Adolf Eichmann verdict delivered
Otto Adolf Eichmann was born in Germany in 1906 but grew up in Austria where he attended the same high school that Adolf Hitler had attended 17 years before. He never graduated and worked in a series of undistinguished jobs until in 1932 he joined the Austrian branch of the Nazi Party and was assigned to the paramilitary Schützstaffel or SS. He returned to Germany in 1933 and was transferred to the SD, the Security Service; here he was sent to Berlin and worked for the Jewish Department, studying Zionist organizations and learning Yiddish and Hebrew.
By this time, the Nazis had achieved power and were using strong-arm methods to encourage the country’s Jewish population to emigrate; over half of Germany’s Jews would do so before 1939. As part of his duties Eichmann travelled to British-mandated Palestine (much of which is now Israel) to see if that territory would be suitable for the reception of those leaving Europe. He spoke with local Jewish authorities and expressed the fear that sending too many German Jews to Palestine would result in them forming an independent state.
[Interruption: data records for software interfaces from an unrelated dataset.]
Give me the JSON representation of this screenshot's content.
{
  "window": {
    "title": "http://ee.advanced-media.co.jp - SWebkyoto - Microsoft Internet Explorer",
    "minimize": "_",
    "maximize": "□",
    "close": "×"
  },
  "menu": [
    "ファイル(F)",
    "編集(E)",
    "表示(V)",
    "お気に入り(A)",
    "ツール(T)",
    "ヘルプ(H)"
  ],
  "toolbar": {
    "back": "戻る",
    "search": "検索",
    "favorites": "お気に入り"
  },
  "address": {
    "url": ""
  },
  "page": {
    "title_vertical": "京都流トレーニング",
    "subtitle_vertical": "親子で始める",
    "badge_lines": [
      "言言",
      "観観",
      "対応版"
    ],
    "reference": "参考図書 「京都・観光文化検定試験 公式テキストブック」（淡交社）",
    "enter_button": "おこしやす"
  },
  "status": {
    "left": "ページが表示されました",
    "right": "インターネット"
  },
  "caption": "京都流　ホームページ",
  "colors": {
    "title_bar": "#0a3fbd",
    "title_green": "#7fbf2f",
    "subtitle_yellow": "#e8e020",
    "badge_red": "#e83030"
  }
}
When war began in 1939, Nazi policy shifted to the mass deportation of Jews to the east into territory Germany had conquered. Eichmann was placed in charge of the Central Office for Jewish Emigration, transporting of Czech, Austrian and German Jews into what had been Poland, a task which brought him into conflict with other Nazi officials who thought that the rail system could be put to better use or who wished to relocate ethnic Germans into that area. Some Jews were being forced into overcrowded and unsanitary ghettos while farther east tens of thousands of others were being murdered out of hand. After the 1942 Wannsee Conference in which Eichmann took part, it was decided to exterminate the Jewish population of Nazi-dominated Europe. This required massive construction of a constellation of death camps and coordination of the transport system. Eichmann seems to have had little influence on policy but played a key administrative role in facilitating the destruction of European Jewry.
With the defeat of Germany in 1945, things became dangerous for former SS officers but Eichmann remained safe under a series of false identities. In 1950, with the help of Catholic priests with Nazi sympathies, he obtained papers and transportation that allowed him to emigrate to Argentina under the name of Ricardo Klement. There his family joined him and he prospered in Buenos Aires as an employee of the local Mercedes-Benz firm. By 1957 the Israeli government began to be aware that Eichmann might be in Argentina, whose government was reluctant to extradite German war criminals. In 1960 a team of Israeli agents kidnapped Eichmann on his way home from work and flew him to Israel for trial.
Despite Eichmann’s argument that he was not morally responsible for the death of those in his charge and that he was merely following orders, he was found guilty of crimes against humanity, war crimes and membership in illegal organizations. He was hanged in 1942.